While there’s some debate about the reality of technology addictions, unhealthy use of technology has been linked to physical, social, and psychological problems. These include: an increased risk of childhood obesity, depression, cyberbullying, lack of sleep, and poor performance in school.
Setting expectations is a very simple--but important--strategy for helping your kids succeed, and the good news is you can start from the time they are toddlers until they are off to college and beyond!
Setting expectations is one of the best ways to building their self-esteem and save yourself a few headaches along the way.
If the idea of trying to fit in homework, meals, down time, extracurriculars, and more--not to mention leaving enough time for 8-10 hours of sleep--feels overwhelming, you’re not alone. Creating a schedule that’s comfortable and functional for both parent and child can feel like a major feat, but it’s also one of the best ways you can help children of all ages succeed.
Setting--and following through with--goals is an important way you can help your kids succeed. Learning how to determine what they want, lay out a path to achieve it, and celebrate the results is a skill that they’ll use throughout their lives in school, work, and relationships.
What kind of family did you imagine you would create when you were younger?

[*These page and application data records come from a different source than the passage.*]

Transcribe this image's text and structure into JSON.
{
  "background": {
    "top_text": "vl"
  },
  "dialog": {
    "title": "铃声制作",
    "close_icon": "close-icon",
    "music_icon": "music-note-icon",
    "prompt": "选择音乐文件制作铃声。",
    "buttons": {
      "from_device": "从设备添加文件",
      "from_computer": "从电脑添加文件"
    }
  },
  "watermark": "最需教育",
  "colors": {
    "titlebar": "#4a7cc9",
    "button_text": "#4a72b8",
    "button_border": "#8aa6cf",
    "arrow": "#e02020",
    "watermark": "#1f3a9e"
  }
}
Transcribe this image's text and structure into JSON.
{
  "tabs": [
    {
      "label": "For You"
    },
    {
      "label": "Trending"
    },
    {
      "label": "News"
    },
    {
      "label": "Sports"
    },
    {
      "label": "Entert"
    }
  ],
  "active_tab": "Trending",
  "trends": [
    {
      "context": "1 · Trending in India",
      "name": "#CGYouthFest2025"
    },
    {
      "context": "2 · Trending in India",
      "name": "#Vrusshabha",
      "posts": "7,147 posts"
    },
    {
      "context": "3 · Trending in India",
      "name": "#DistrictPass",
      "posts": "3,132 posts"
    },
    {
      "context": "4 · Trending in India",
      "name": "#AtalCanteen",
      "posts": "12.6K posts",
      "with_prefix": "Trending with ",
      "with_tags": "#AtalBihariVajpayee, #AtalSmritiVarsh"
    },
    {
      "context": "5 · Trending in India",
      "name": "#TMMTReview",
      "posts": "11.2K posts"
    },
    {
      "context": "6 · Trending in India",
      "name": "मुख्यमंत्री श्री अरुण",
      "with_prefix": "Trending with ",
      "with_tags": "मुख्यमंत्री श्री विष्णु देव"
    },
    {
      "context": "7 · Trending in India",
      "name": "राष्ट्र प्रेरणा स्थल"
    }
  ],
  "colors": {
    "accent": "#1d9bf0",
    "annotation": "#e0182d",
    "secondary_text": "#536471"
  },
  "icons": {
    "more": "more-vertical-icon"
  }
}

Chances are, if your childhood was a happy one you imagined that your family would look very similar. On the other hand, if your childhood was difficult or traumatic, you probably hoped that the family you created one day would be different.
Did you know that one of the most critical indicators for a child’s success is the kitchen table? Researchers at the National Center for Addiction and Substance Abuse at Columbia University found that kids who ate with their families five times a week were far less likely to have problems with substance abuse, and were more likely to earn better grades.